__What to work on__
For every line below that includes the word "reading", add one; report the final number and nothing else.

__Available data__
-----

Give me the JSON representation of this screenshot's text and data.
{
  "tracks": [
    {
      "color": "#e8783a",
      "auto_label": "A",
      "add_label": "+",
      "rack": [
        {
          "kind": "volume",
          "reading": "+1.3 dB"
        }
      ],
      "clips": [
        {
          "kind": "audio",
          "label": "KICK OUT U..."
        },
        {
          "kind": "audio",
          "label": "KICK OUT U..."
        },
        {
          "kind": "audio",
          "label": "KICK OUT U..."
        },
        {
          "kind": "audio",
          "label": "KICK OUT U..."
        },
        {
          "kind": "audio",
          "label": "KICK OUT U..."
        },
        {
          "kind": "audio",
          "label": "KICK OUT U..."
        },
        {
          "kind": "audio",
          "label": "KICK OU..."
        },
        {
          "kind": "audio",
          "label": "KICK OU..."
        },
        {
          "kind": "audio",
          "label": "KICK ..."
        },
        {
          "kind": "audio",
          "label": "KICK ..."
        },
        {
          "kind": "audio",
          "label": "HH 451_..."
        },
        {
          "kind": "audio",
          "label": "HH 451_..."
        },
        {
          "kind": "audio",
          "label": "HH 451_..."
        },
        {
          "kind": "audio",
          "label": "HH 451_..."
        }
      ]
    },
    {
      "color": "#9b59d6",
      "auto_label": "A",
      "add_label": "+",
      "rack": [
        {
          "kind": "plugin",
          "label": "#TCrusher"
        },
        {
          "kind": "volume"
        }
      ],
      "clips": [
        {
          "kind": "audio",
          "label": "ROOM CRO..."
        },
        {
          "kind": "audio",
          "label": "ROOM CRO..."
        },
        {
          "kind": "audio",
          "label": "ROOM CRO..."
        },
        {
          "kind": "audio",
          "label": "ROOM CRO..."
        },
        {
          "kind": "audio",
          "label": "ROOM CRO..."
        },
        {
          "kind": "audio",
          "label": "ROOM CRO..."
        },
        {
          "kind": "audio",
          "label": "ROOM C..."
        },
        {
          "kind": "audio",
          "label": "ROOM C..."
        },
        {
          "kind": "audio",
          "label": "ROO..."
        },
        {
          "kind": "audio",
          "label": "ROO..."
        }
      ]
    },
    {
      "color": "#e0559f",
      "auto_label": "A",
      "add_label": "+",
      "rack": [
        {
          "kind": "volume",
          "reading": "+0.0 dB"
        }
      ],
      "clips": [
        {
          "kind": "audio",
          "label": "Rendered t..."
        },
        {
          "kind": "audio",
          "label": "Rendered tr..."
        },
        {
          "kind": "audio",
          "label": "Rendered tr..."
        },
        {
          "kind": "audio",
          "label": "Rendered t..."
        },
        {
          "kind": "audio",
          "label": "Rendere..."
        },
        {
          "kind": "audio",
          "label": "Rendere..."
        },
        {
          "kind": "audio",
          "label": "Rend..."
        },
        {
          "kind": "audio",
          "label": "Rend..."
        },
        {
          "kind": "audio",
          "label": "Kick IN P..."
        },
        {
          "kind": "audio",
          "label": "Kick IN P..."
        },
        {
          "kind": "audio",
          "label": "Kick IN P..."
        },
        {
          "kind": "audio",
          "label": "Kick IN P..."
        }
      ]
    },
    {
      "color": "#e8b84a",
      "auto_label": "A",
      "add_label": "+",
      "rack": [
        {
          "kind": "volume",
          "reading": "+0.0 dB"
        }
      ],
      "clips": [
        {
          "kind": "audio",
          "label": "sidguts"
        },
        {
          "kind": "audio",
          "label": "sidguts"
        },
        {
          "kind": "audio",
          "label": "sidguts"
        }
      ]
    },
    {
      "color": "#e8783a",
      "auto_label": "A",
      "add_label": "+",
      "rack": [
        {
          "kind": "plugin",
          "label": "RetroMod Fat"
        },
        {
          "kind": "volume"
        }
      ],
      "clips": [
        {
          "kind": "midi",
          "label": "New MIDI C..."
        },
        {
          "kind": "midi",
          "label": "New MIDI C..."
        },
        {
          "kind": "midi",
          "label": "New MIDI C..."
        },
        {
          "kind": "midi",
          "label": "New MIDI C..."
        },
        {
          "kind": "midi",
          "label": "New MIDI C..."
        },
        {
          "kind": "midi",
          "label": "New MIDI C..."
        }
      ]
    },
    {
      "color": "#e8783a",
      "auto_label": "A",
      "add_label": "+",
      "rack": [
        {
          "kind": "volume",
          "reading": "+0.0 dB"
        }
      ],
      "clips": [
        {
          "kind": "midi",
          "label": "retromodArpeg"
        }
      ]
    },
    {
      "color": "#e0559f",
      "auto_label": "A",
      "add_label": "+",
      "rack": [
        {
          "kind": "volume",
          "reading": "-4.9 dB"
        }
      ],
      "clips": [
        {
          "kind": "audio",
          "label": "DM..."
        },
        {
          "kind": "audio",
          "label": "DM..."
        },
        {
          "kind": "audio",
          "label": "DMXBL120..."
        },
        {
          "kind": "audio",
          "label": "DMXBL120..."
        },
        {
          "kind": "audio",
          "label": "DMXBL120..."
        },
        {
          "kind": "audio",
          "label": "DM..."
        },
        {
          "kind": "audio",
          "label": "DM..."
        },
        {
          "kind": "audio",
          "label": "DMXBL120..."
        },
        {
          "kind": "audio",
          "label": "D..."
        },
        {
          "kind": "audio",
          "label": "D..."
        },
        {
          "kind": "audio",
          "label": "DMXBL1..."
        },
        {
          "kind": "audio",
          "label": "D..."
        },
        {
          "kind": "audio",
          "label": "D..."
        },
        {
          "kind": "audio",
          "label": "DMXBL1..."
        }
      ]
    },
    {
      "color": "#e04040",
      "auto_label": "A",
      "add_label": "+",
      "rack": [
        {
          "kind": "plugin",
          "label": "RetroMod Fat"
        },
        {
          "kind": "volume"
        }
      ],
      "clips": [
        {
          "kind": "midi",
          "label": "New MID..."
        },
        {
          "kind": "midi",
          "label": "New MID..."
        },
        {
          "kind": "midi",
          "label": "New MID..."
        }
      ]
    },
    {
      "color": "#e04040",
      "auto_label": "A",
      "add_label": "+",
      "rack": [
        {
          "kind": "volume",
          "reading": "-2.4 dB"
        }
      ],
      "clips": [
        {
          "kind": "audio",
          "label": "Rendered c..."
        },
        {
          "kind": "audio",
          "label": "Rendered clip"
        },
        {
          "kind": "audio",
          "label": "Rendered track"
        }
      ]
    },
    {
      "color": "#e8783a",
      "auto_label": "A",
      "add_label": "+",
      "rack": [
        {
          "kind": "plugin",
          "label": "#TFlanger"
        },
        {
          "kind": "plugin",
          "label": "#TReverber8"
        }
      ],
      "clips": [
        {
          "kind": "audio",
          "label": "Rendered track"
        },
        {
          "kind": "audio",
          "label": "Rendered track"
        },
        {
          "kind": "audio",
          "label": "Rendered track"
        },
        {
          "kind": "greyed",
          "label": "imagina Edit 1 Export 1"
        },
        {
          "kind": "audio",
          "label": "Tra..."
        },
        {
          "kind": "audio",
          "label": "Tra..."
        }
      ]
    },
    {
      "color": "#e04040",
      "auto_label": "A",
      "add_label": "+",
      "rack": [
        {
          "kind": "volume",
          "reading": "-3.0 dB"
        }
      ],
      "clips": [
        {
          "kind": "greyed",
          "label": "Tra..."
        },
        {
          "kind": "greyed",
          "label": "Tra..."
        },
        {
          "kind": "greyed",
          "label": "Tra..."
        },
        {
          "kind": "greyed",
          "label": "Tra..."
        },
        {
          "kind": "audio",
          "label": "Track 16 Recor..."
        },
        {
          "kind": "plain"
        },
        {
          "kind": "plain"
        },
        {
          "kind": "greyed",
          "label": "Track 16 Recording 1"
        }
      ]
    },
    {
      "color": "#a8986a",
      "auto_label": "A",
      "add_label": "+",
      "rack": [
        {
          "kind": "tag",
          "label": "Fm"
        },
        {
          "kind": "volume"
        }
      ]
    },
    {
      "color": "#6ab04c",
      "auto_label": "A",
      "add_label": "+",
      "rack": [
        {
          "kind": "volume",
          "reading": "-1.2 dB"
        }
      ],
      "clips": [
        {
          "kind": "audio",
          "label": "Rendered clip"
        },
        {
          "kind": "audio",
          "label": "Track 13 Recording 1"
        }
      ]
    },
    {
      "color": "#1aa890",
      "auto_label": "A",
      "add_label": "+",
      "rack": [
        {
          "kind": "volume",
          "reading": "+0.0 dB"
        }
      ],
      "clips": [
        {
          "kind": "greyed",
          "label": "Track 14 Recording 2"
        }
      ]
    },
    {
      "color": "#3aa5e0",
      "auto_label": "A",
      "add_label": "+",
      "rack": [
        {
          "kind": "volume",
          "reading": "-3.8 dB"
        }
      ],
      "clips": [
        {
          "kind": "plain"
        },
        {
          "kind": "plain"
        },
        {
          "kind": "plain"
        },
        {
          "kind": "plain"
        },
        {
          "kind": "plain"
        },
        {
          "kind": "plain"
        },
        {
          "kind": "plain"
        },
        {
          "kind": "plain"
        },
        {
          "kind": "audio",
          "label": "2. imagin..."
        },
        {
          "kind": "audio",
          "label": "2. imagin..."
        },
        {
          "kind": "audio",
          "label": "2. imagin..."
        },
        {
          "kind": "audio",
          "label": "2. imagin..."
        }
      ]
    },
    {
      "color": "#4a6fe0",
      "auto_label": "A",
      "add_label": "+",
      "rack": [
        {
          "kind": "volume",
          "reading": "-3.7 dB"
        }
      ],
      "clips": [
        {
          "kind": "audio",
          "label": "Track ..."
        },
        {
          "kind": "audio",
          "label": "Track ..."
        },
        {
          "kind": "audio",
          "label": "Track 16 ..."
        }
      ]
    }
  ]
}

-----

__Result below__
11